invest in missile defense, U.S. space-basing activities could build on current missile defense cooperative
activities and open up new avenues for international collaboration, both to develop elements of the space-based layer and to participate in operations. Moreover, because no state can have sovereignty over the space above its territory, we could operate up there free of political constraints. The need for negotiating basing rights to locate sensors or interceptor fields would become less pressing. Improved system performance would give the U.S. leadership a better array of options. In the face of attempted blackmail, for example, the president and his advisors would have confidence in the nation's capabilities to defeat a missile, which would make it possible to avoid more destabilizing moves, such as offensive preventive attacks on enemy territory. It is equally true that strong defenses would support necessary offensive action. Effective defenses can buy time to understand the strategic consequences and overall impact of military action. Our choices are fundamental to making moral judgments. The moral issues surrounding a national security crisis are tied to considerations of operational effectiveness. Are we doing our best to provide protection against some of the worst weapons imaginable? What would the consequences of not acting be, or of not being able to act because of a blackmail threat? What would be the result if Washington were unable to respond to increased terrorist activity worldwide or an upswing in the global weapons of mass destruction trade?
A space-based layer would reinforce American strength, which in turn would allow the U.S. to better defend its interests and pursue its foreign policy goals. A powerful and influential United States is good for world peace,

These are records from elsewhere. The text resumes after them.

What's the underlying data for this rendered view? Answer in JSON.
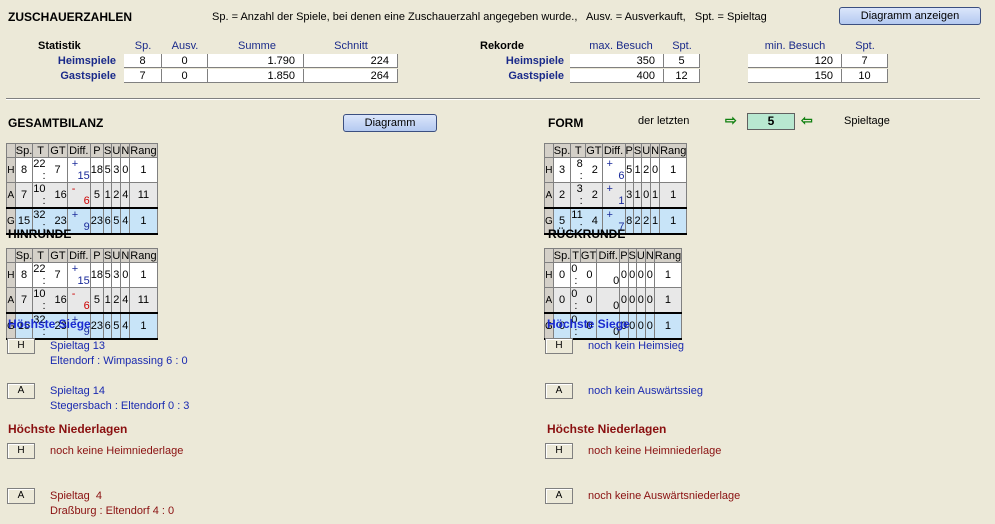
{
  "header": {
    "title": "ZUSCHAUERZAHLEN",
    "legend": "Sp. = Anzahl der Spiele, bei denen eine Zuschauerzahl angegeben wurde.,   Ausv. = Ausverkauft,   Spt. = Spieltag",
    "button": "Diagramm anzeigen"
  },
  "statistik": {
    "label": "Statistik",
    "cols": [
      "Sp.",
      "Ausv.",
      "Summe",
      "Schnitt"
    ],
    "rows": [
      {
        "label": "Heimspiele",
        "sp": "8",
        "ausv": "0",
        "summe": "1.790",
        "schnitt": "224"
      },
      {
        "label": "Gastspiele",
        "sp": "7",
        "ausv": "0",
        "summe": "1.850",
        "schnitt": "264"
      }
    ]
  },
  "rekorde": {
    "label": "Rekorde",
    "max_cols": [
      "max. Besuch",
      "Spt."
    ],
    "min_cols": [
      "min. Besuch",
      "Spt."
    ],
    "rows": [
      {
        "label": "Heimspiele",
        "max": "350",
        "max_spt": "5",
        "min": "120",
        "min_spt": "7"
      },
      {
        "label": "Gastspiele",
        "max": "400",
        "max_spt": "12",
        "min": "150",
        "min_spt": "10"
      }
    ]
  },
  "gesamt": {
    "title": "GESAMTBILANZ",
    "button": "Diagramm",
    "cols": [
      "Sp.",
      "T",
      "GT",
      "Diff.",
      "P",
      "S",
      "U",
      "N",
      "Rang"
    ],
    "rows": [
      {
        "k": "H",
        "sp": "8",
        "t": "22 :",
        "gt": "7",
        "sign": "+",
        "d": "15",
        "p": "18",
        "s": "5",
        "u": "3",
        "n": "0",
        "r": "1"
      },
      {
        "k": "A",
        "sp": "7",
        "t": "10 :",
        "gt": "16",
        "sign": "-",
        "d": "6",
        "p": "5",
        "s": "1",
        "u": "2",
        "n": "4",
        "r": "11"
      },
      {
        "k": "G",
        "sp": "15",
        "t": "32 :",
        "gt": "23",
        "sign": "+",
        "d": "9",
        "p": "23",
        "s": "6",
        "u": "5",
        "n": "4",
        "r": "1"
      }
    ]
  },
  "form": {
    "title": "FORM",
    "pre": "der letzten",
    "value": "5",
    "post": "Spieltage",
    "arrow_right": "⇨",
    "arrow_left": "⇦",
    "rows": [
      {
        "k": "H",
        "sp": "3",
        "t": "8 :",
        "gt": "2",
        "sign": "+",
        "d": "6",
        "p": "5",
        "s": "1",
        "u": "2",
        "n": "0",
        "r": "1"
      },
      {
        "k": "A",
        "sp": "2",
        "t": "3 :",
        "gt": "2",
        "sign": "+",
        "d": "1",
        "p": "3",
        "s": "1",
        "u": "0",
        "n": "1",
        "r": "1"
      },
      {
        "k": "G",
        "sp": "5",
        "t": "11 :",
        "gt": "4",
        "sign": "+",
        "d": "7",
        "p": "8",
        "s": "2",
        "u": "2",
        "n": "1",
        "r": "1"
      }
    ]
  },
  "hinrunde": {
    "title": "HINRUNDE",
    "rows": [
      {
        "k": "H",
        "sp": "8",
        "t": "22 :",
        "gt": "7",
        "sign": "+",
        "d": "15",
        "p": "18",
        "s": "5",
        "u": "3",
        "n": "0",
        "r": "1"
      },
      {
        "k": "A",
        "sp": "7",
        "t": "10 :",
        "gt": "16",
        "sign": "-",
        "d": "6",
        "p": "5",
        "s": "1",
        "u": "2",
        "n": "4",
        "r": "11"
      },
      {
        "k": "G",
        "sp": "15",
        "t": "32 :",
        "gt": "23",
        "sign": "+",
        "d": "9",
        "p": "23",
        "s": "6",
        "u": "5",
        "n": "4",
        "r": "1"
      }
    ]
  },
  "rueckrunde": {
    "title": "RÜCKRUNDE",
    "rows": [
      {
        "k": "H",
        "sp": "0",
        "t": "0 :",
        "gt": "0",
        "sign": "",
        "d": "0",
        "p": "0",
        "s": "0",
        "u": "0",
        "n": "0",
        "r": "1"
      },
      {
        "k": "A",
        "sp": "0",
        "t": "0 :",
        "gt": "0",
        "sign": "",
        "d": "0",
        "p": "0",
        "s": "0",
        "u": "0",
        "n": "0",
        "r": "1"
      },
      {
        "k": "G",
        "sp": "0",
        "t": "0 :",
        "gt": "0",
        "sign": "",
        "d": "0",
        "p": "0",
        "s": "0",
        "u": "0",
        "n": "0",
        "r": "1"
      }
    ]
  },
  "left_lists": {
    "siege_title": "Höchste Siege",
    "siege": [
      {
        "k": "H",
        "line1": "Spieltag 13",
        "line2": "Eltendorf : Wimpassing 6 : 0"
      },
      {
        "k": "A",
        "line1": "Spieltag 14",
        "line2": "Stegersbach : Eltendorf 0 : 3"
      }
    ],
    "nieder_title": "Höchste Niederlagen",
    "nieder": [
      {
        "k": "H",
        "line1": "noch keine Heimniederlage",
        "line2": ""
      },
      {
        "k": "A",
        "line1": "Spieltag  4",
        "line2": "Draßburg : Eltendorf 4 : 0"
      }
    ]
  },
  "right_lists": {
    "siege_title": "Höchste Siege",
    "siege": [
      {
        "k": "H",
        "line1": "noch kein Heimsieg"
      },
      {
        "k": "A",
        "line1": "noch kein Auswärtssieg"
      }
    ],
    "nieder_title": "Höchste Niederlagen",
    "nieder": [
      {
        "k": "H",
        "line1": "noch keine Heimniederlage"
      },
      {
        "k": "A",
        "line1": "noch keine Auswärtsniederlage"
      }
    ]
  }
}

stability, and enforcing the rule of law internationally.
Terrorism is key to U.S. presence in Central Asia.
Bruno Tertrais, Senior Research Fellow at the Foundation for Strategic Research, 12/4/’1
(What are the Strategic and Geopolitical Consequences of the War Against Terrorism?, p. Google) Finally, I should add the acceleration of another long-term trend, which is the growing US penetration in Central Asia. Until now, this presence was mostly political and economic, with a military dimension, but without permanent military
presence. I doubt very much that, having established bridgeheads in Uzbekistan and Afghanistan in particular, the US
military will just pack and go home in a few weeks. There are many reasons for the US to stay. One is simply that it is just too good a geostrategic opportunity. Another is that Washington does not want to appear as leaving Afghanistan to its own fate for the second time in two decades. A third is that the US military presence will be justified by a "deterrence" role, to avoid that other countries in the region become sanctuaries for Al-Qaida-like organizations.
B. Nuclear war.
Dr. M. Ehsan Ahrari, Professor of National Security and Strategy of the Joint and Combined Warfighting School at the Armed Forces Staff College, 8/1/’1 (www.strategicstudiesinstitute.army.mil/Pubs/display.cfm?pubID=112)
South and Central Asia constitute a part of the world where a well-designed American strategy might help avoid crises or
catastrophe. The U.S. military would provide only one component of such a strategy, and a secondary one at that, but has an important role to play through engagement activities and regional confidence-building. Insecurity has led the states
of the region to seek weapons of mass destruction, missiles, and conventional arms. It has also led them toward policies which undercut the security of their neighbors. If such activities continue, the result could be increased terrorism, humanitarian disasters, continued low-level conflict and potentially even major regional war or a thermonuclear
exchange. A shift away from this pattern could allow the states of the region to become solid economic and political partners for the United States, thus representing a gain for all concerned.